Review by Michael Jacobson
Audio: Dolby Stereo
Video: Full Frame 1.33:1
Studio: New Video
Features: See Review
Length: 96 Minutes
Release Date: March 28, 2006
Plympton is God. Or he sold his
soul. I’m not sure.
One or the other.” – Matt
if you don’t recognize the name, you’re bound to recognize the work.
Bill Plympton is the man who put colored pencils to paper and gave us
some of the most hysterically bizarre animated shorts of the last couple of
decades. His style is like Salvador
Dali crossed with Marcel Duchamp…absurd and surreal, yet wickedly imaginative
is a superb
collection of some the famous and not-so famous works by the Oscar nominated
animator. You’ll see shorts that
won awards and others that should have. You’ll
see humble beginnings and wacky conclusions.
You’ll witness ideas that never made it to full fruition, and others
that did. Best of all, you’ll
smile from ear to ear with both bemusement and amazement.
23 short films included on this disc are in chronological order so that you
can experience the evolution of an original artist from his humble college
beginnings to his MTV salad days. From
single line drawings and construction paper cut-outs, Bill Plympton eventually
emerged as a master of colored pencils on white paper; a signature style that
made his works easily recognizable and quickly famous.
“Your Face” is the first shining example of this; an Academy Award
nominated short that proves just how much you can do with a few pencil strokes

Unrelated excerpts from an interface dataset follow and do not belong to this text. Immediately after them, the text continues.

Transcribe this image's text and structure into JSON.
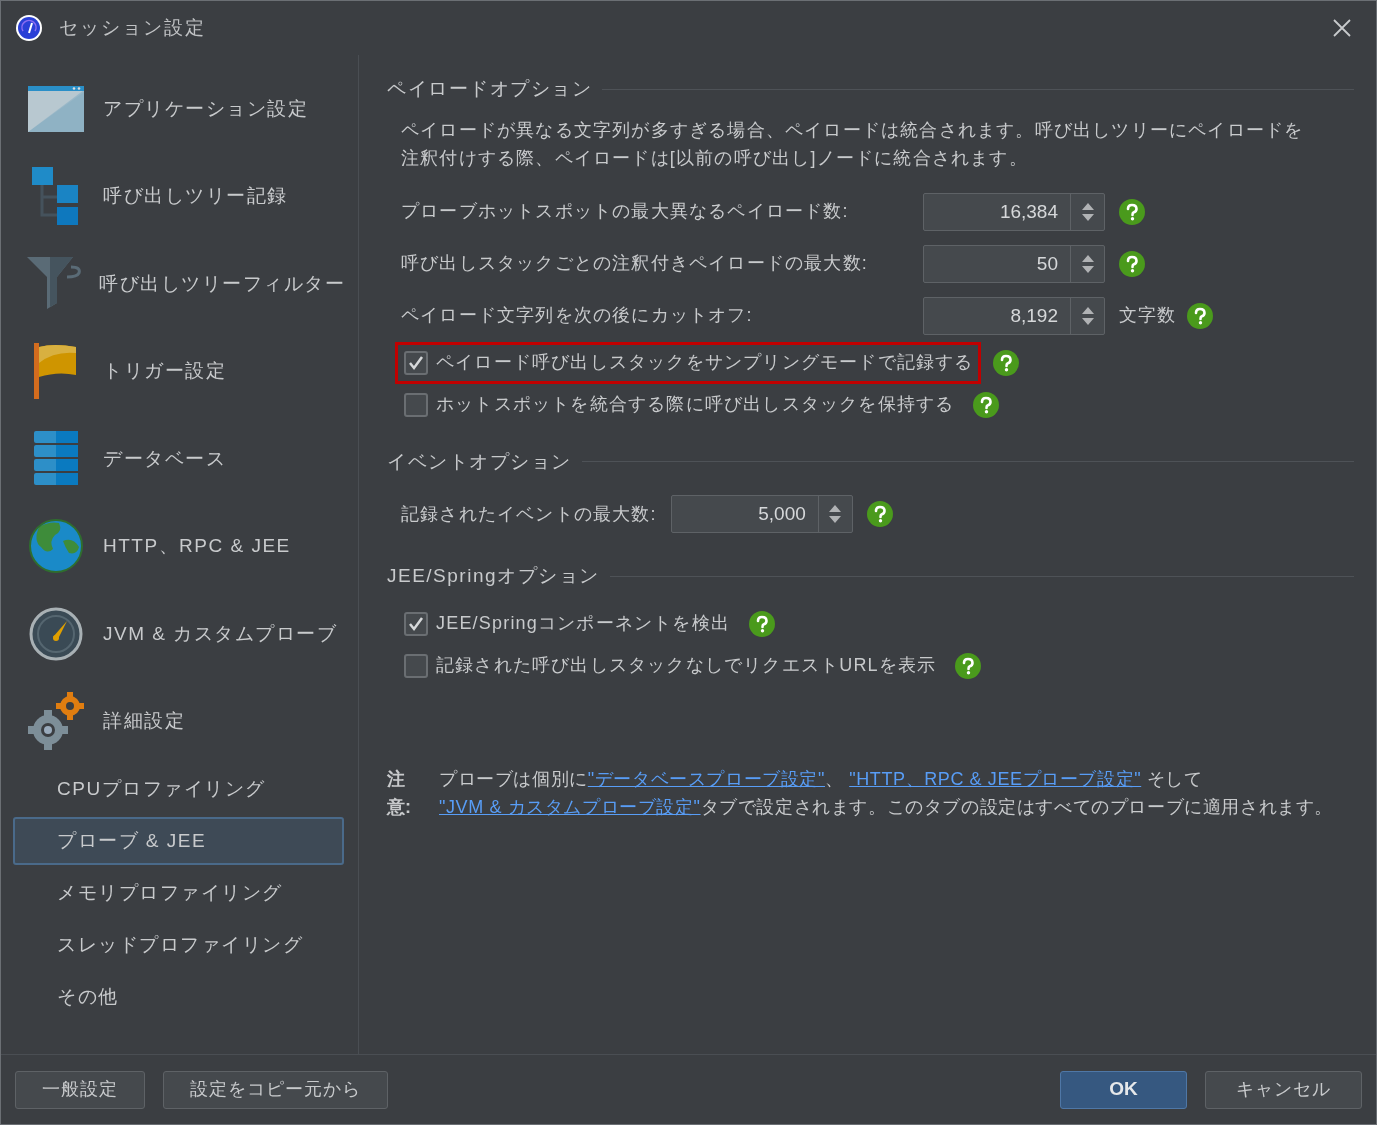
{
  "window": {
    "title": "セッション設定"
  },
  "sidebar": {
    "items": [
      {
        "label": "アプリケーション設定",
        "kind": "window",
        "selected": false
      },
      {
        "label": "呼び出しツリー記録",
        "kind": "tree",
        "selected": false
      },
      {
        "label": "呼び出しツリーフィルター",
        "kind": "funnel",
        "selected": false
      },
      {
        "label": "トリガー設定",
        "kind": "flag",
        "selected": false
      },
      {
        "label": "データベース",
        "kind": "database",
        "selected": false
      },
      {
        "label": "HTTP、RPC & JEE",
        "kind": "globe",
        "selected": false
      },
      {
        "label": "JVM & カスタムプローブ",
        "kind": "gauge",
        "selected": false
      },
      {
        "label": "詳細設定",
        "kind": "gears",
        "selected": false,
        "children": [
          {
            "label": "CPUプロファイリング",
            "selected": false
          },
          {
            "label": "プローブ & JEE",
            "selected": true
          },
          {
            "label": "メモリプロファイリング",
            "selected": false
          },
          {
            "label": "スレッドプロファイリング",
            "selected": false
          },
          {
            "label": "その他",
            "selected": false
          }
        ]
      }
    ]
  },
  "sections": [
    {
      "title": "ペイロードオプション",
      "description": "ペイロードが異なる文字列が多すぎる場合、ペイロードは統合されます。呼び出しツリーにペイロードを注釈付けする際、ペイロードは[以前の呼び出し]ノードに統合されます。",
      "rows": [
        {
          "kind": "spinner",
          "label": "プローブホットスポットの最大異なるペイロード数:",
          "value": "16,384"
        },
        {
          "kind": "spinner",
          "label": "呼び出しスタックごとの注釈付きペイロードの最大数:",
          "value": "50"
        },
        {
          "kind": "spinner",
          "label": "ペイロード文字列を次の後にカットオフ:",
          "value": "8,192",
          "unit": "文字数"
        },
        {
          "kind": "checkbox",
          "label": "ペイロード呼び出しスタックをサンプリングモードで記録する",
          "checked": true,
          "highlighted": true
        },
        {
          "kind": "checkbox",
          "label": "ホットスポットを統合する際に呼び出しスタックを保持する",
          "checked": false,
          "highlighted": false
        }
      ]
    },
    {
      "title": "イベントオプション",
      "rows": [
        {
          "kind": "spinner",
          "label": "記録されたイベントの最大数:",
          "value": "5,000"
        }
      ]
    },
    {
      "title": "JEE/Springオプション",
      "rows": [
        {
          "kind": "checkbox",
          "label": "JEE/Springコンポーネントを検出",
          "checked": true,
          "highlighted": false
        },
        {
          "kind": "checkbox",
          "label": "記録された呼び出しスタックなしでリクエストURLを表示",
          "checked": false,
          "highlighted": false
        }
      ]
    }
  ],
  "note": {
    "label": "注意:",
    "parts": [
      {
        "kind": "text",
        "text": "プローブは個別に"
      },
      {
        "kind": "link",
        "text": "\"データベースプローブ設定\""
      },
      {
        "kind": "text",
        "text": "、 "
      },
      {
        "kind": "link",
        "text": "\"HTTP、RPC & JEEプローブ設定\""
      },
      {
        "kind": "text",
        "text": " そして "
      },
      {
        "kind": "link",
        "text": "\"JVM & カスタムプローブ設定\""
      },
      {
        "kind": "text",
        "text": "タブで設定されます。このタブの設定はすべてのプローブに適用されます。"
      }
    ]
  },
  "footer": {
    "left_buttons": [
      "一般設定",
      "設定をコピー元から"
    ],
    "ok": "OK",
    "cancel": "キャンセル"
  }
}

and a human head.
of Those Days” is my personal favorite…a unique bit of animation that puts
you right in the midst of one of the worst days anybody ever had.
It’s endlessly imaginative and comical…you may never look at buttered
toast the same way again. Other high points are “25 Ways to Quit Smoking”, “How
to Kiss”, and the music video for Peter Himmelman’s “245 Days”.
most famous pieces, arguably, are his MTV interstitials, which are included in
abundance on here, and his commercials for Trivial Pursuit and Sugar Delight.
These are balanced off against lesser known but equally intriguing works
such as “Boom Town” and the under-the-camera animation of “Drawing Lesson
is even a film called “Plymptoons”, a series of very short, often
strange, but always funny vignettes. The
very last one, “Car Alarm”, always floors me.
Plympton deserves praise for his artistic imagination, his unique vision and
style, but mostly, for his ability to create humor out of drawings.
Whether you’re a fan of animation or just comedy in general, Plymptoons
is a colorful, jaw-dropping laugh riot from start to finish.
The short films are extremely watchable, but many show their age and lack
of care over the years in the form of some dirt, scratches, and other scars.
“Boom Town” seems to have been taken from a video source, and there
are some horizontal lines noticeable on the backgrounds usually associated with
tape. As the works become newer,
the video quality improves. There’s
nothing wrong with the picture that I would attribute to the transfer; merely
the source material, and again I stress, for the fan, these are far from
unwatchable, just not as good as DVD fans have come to expect from animation on
the sound is serviceable but not meant to be spectacular.
Everything is clear, but dynamic range is minimal, and some of the older
film shorts sound as old as they are with a bit of background noise here and
there…but nothing I would consider distracting.
There are two exclusive documentaries on Bill Plympton included on this disc, along with a gallery of sketches and a bio for him.